• Exercise:
The entries underneath need to be duplicated exactly, with none omitted.

** Supplied entries follows **

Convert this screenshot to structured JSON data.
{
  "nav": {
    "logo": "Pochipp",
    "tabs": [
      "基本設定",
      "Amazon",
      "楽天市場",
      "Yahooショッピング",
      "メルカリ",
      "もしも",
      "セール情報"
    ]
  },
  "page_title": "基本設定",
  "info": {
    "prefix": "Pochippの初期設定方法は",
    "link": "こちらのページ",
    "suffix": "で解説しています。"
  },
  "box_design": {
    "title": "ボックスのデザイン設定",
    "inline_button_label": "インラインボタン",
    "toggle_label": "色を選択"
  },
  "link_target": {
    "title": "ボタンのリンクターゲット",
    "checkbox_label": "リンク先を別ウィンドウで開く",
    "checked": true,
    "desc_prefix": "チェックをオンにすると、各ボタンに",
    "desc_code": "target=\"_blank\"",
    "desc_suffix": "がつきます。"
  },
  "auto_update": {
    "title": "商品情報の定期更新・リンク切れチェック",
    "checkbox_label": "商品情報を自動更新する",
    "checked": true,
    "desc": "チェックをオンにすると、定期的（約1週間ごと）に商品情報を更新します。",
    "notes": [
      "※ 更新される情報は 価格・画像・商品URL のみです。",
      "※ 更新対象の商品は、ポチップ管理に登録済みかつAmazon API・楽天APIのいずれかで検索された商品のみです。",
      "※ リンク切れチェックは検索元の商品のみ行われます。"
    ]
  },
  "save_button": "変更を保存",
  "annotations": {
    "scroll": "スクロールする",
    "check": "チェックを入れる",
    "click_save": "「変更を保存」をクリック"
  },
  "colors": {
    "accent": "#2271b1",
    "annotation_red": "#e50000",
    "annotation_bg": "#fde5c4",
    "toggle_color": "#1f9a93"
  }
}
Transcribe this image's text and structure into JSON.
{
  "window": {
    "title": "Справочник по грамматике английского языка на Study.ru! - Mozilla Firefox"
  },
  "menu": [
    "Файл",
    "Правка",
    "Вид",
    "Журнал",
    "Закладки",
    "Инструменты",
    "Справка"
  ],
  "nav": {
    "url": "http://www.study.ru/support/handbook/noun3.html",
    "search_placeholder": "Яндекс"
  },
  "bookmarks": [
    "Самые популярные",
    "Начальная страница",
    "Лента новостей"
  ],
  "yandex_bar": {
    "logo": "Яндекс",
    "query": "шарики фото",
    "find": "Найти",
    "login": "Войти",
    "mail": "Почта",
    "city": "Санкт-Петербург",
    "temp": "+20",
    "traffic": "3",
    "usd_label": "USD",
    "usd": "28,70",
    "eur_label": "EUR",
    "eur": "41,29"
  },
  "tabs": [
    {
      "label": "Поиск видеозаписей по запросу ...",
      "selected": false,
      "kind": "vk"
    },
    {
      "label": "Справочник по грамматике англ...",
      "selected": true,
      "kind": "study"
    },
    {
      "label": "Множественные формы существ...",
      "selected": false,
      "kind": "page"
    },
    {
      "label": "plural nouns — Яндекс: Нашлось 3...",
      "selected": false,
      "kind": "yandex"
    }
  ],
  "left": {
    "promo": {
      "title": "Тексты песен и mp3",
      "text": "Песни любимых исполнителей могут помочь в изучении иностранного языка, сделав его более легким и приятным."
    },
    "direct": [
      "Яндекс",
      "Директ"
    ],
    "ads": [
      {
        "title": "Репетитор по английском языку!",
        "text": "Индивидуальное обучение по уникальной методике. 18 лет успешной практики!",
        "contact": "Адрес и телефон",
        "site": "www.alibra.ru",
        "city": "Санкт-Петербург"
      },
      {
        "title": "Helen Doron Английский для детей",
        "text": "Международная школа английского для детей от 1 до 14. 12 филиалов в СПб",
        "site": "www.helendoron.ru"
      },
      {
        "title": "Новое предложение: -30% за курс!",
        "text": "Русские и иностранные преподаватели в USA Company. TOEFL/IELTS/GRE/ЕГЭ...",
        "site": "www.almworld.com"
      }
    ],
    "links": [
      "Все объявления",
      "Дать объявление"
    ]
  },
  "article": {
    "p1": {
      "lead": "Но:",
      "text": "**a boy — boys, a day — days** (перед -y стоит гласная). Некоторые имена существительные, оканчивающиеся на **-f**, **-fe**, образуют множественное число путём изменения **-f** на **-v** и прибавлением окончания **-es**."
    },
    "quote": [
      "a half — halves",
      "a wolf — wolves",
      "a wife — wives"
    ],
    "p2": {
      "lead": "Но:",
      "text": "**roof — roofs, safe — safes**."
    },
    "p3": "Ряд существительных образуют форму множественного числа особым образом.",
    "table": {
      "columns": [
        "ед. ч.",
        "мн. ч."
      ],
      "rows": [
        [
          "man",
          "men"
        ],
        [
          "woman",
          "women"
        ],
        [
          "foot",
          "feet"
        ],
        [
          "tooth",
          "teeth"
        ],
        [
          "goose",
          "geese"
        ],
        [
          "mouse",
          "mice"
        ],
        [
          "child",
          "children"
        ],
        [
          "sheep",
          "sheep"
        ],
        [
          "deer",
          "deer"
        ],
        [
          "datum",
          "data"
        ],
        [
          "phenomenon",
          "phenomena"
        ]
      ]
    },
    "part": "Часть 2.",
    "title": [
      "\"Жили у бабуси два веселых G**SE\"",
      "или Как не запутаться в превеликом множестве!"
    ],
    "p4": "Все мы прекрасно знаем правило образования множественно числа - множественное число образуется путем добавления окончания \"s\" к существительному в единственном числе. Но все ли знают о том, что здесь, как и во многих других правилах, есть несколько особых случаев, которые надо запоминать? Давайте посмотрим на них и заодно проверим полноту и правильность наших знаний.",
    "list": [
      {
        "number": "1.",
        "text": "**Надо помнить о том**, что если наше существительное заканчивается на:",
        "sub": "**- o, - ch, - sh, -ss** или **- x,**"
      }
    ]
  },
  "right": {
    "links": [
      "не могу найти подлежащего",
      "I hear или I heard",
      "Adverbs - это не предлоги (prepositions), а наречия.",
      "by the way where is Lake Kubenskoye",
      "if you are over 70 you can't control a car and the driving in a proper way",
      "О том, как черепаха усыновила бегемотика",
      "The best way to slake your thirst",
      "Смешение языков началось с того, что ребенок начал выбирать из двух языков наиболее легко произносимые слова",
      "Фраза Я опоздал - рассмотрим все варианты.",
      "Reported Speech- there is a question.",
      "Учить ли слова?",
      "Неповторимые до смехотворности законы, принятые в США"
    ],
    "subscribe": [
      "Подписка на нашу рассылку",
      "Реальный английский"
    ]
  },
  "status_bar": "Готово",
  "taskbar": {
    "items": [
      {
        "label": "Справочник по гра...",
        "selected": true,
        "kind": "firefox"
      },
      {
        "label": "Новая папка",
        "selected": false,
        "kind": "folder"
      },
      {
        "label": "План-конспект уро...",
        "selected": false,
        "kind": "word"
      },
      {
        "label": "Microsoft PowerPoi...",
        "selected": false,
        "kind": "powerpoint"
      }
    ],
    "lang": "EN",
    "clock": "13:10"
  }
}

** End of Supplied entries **

• Exercise result:
Convert this screenshot to structured JSON data.
{
  "nav": {
    "logo": "Pochipp",
    "tabs": [
      "基本設定",
      "Amazon",
      "楽天市場",
      "Yahooショッピング",
      "メルカリ",
      "もしも",
      "セール情報"
    ]
  },
  "page_title": "基本設定",
  "info": {
    "prefix": "Pochippの初期設定方法は",
    "link": "こちらのページ",
    "suffix": "で解説しています。"
  },
  "box_design": {
    "title": "ボックスのデザイン設定",
    "inline_button_label": "インラインボタン",
    "toggle_label": "色を選択"
  },
  "link_target": {
    "title": "ボタンのリンクターゲット",
    "checkbox_label": "リンク先を別ウィンドウで開く",
    "checked": true,
    "desc_prefix": "チェックをオンにすると、各ボタンに",
    "desc_code": "target=\"_blank\"",
    "desc_suffix": "がつきます。"
  },
  "auto_update": {
    "title": "商品情報の定期更新・リンク切れチェック",
    "checkbox_label": "商品情報を自動更新する",
    "checked": true,
    "desc": "チェックをオンにすると、定期的（約1週間ごと）に商品情報を更新します。",
    "notes": [
      "※ 更新される情報は 価格・画像・商品URL のみです。",
      "※ 更新対象の商品は、ポチップ管理に登録済みかつAmazon API・楽天APIのいずれかで検索された商品のみです。",
      "※ リンク切れチェックは検索元の商品のみ行われます。"
    ]
  },
  "save_button": "変更を保存",
  "annotations": {
    "scroll": "スクロールする",
    "check": "チェックを入れる",
    "click_save": "「変更を保存」をクリック"
  },
  "colors": {
    "accent": "#2271b1",
    "annotation_red": "#e50000",
    "annotation_bg": "#fde5c4",
    "toggle_color": "#1f9a93"
  }
}
Transcribe this image's text and structure into JSON.
{
  "window": {
    "title": "Справочник по грамматике английского языка на Study.ru! - Mozilla Firefox"
  },
  "menu": [
    "Файл",
    "Правка",
    "Вид",
    "Журнал",
    "Закладки",
    "Инструменты",
    "Справка"
  ],
  "nav": {
    "url": "http://www.study.ru/support/handbook/noun3.html",
    "search_placeholder": "Яндекс"
  },
  "bookmarks": [
    "Самые популярные",
    "Начальная страница",
    "Лента новостей"
  ],
  "yandex_bar": {
    "logo": "Яндекс",
    "query": "шарики фото",
    "find": "Найти",
    "login": "Войти",
    "mail": "Почта",
    "city": "Санкт-Петербург",
    "temp": "+20",
    "traffic": "3",
    "usd_label": "USD",
    "usd": "28,70",
    "eur_label": "EUR",
    "eur": "41,29"
  },
  "tabs": [
    {
      "label": "Поиск видеозаписей по запросу ...",
      "selected": false,
      "kind": "vk"
    },
    {
      "label": "Справочник по грамматике англ...",
      "selected": true,
      "kind": "study"
    },
    {
      "label": "Множественные формы существ...",
      "selected": false,
      "kind": "page"
    },
    {
      "label": "plural nouns — Яндекс: Нашлось 3...",
      "selected": false,
      "kind": "yandex"
    }
  ],
  "left": {
    "promo": {
      "title": "Тексты песен и mp3",
      "text": "Песни любимых исполнителей могут помочь в изучении иностранного языка, сделав его более легким и приятным."
    },
    "direct": [
      "Яндекс",
      "Директ"
    ],
    "ads": [
      {
        "title": "Репетитор по английском языку!",
        "text": "Индивидуальное обучение по уникальной методике. 18 лет успешной практики!",
        "contact": "Адрес и телефон",
        "site": "www.alibra.ru",
        "city": "Санкт-Петербург"
      },
      {
        "title": "Helen Doron Английский для детей",
        "text": "Международная школа английского для детей от 1 до 14. 12 филиалов в СПб",
        "site": "www.helendoron.ru"
      },
      {
        "title": "Новое предложение: -30% за курс!",
        "text": "Русские и иностранные преподаватели в USA Company. TOEFL/IELTS/GRE/ЕГЭ...",
        "site": "www.almworld.com"
      }
    ],
    "links": [
      "Все объявления",
      "Дать объявление"
    ]
  },
  "article": {
    "p1": {
      "lead": "Но:",
      "text": "**a boy — boys, a day — days** (перед -y стоит гласная). Некоторые имена существительные, оканчивающиеся на **-f**, **-fe**, образуют множественное число путём изменения **-f** на **-v** и прибавлением окончания **-es**."
    },
    "quote": [
      "a half — halves",
      "a wolf — wolves",
      "a wife — wives"
    ],
    "p2": {
      "lead": "Но:",
      "text": "**roof — roofs, safe — safes**."
    },
    "p3": "Ряд существительных образуют форму множественного числа особым образом.",
    "table": {
      "columns": [
        "ед. ч.",
        "мн. ч."
      ],
      "rows": [
        [
          "man",
          "men"
        ],
        [
          "woman",
          "women"
        ],
        [
          "foot",
          "feet"
        ],
        [
          "tooth",
          "teeth"
        ],
        [
          "goose",
          "geese"
        ],
        [
          "mouse",
          "mice"
        ],
        [
          "child",
          "children"
        ],
        [
          "sheep",
          "sheep"
        ],
        [
          "deer",
          "deer"
        ],
        [
          "datum",
          "data"
        ],
        [
          "phenomenon",
          "phenomena"
        ]
      ]
    },
    "part": "Часть 2.",
    "title": [
      "\"Жили у бабуси два веселых G**SE\"",
      "или Как не запутаться в превеликом множестве!"
    ],
    "p4": "Все мы прекрасно знаем правило образования множественно числа - множественное число образуется путем добавления окончания \"s\" к существительному в единственном числе. Но все ли знают о том, что здесь, как и во многих других правилах, есть несколько особых случаев, которые надо запоминать? Давайте посмотрим на них и заодно проверим полноту и правильность наших знаний.",
    "list": [
      {
        "number": "1.",
        "text": "**Надо помнить о том**, что если наше существительное заканчивается на:",
        "sub": "**- o, - ch, - sh, -ss** или **- x,**"
      }
    ]
  },
  "right": {
    "links": [
      "не могу найти подлежащего",
      "I hear или I heard",
      "Adverbs - это не предлоги (prepositions), а наречия.",
      "by the way where is Lake Kubenskoye",
      "if you are over 70 you can't control a car and the driving in a proper way",
      "О том, как черепаха усыновила бегемотика",
      "The best way to slake your thirst",
      "Смешение языков началось с того, что ребенок начал выбирать из двух языков наиболее легко произносимые слова",
      "Фраза Я опоздал - рассмотрим все варианты.",
      "Reported Speech- there is a question.",
      "Учить ли слова?",
      "Неповторимые до смехотворности законы, принятые в США"
    ],
    "subscribe": [
      "Подписка на нашу рассылку",
      "Реальный английский"
    ]
  },
  "status_bar": "Готово",
  "taskbar": {
    "items": [
      {
        "label": "Справочник по гра...",
        "selected": true,
        "kind": "firefox"
      },
      {
        "label": "Новая папка",
        "selected": false,
        "kind": "folder"
      },
      {
        "label": "План-конспект уро...",
        "selected": false,
        "kind": "word"
      },
      {
        "label": "Microsoft PowerPoi...",
        "selected": false,
        "kind": "powerpoint"
      }
    ],
    "lang": "EN",
    "clock": "13:10"
  }
}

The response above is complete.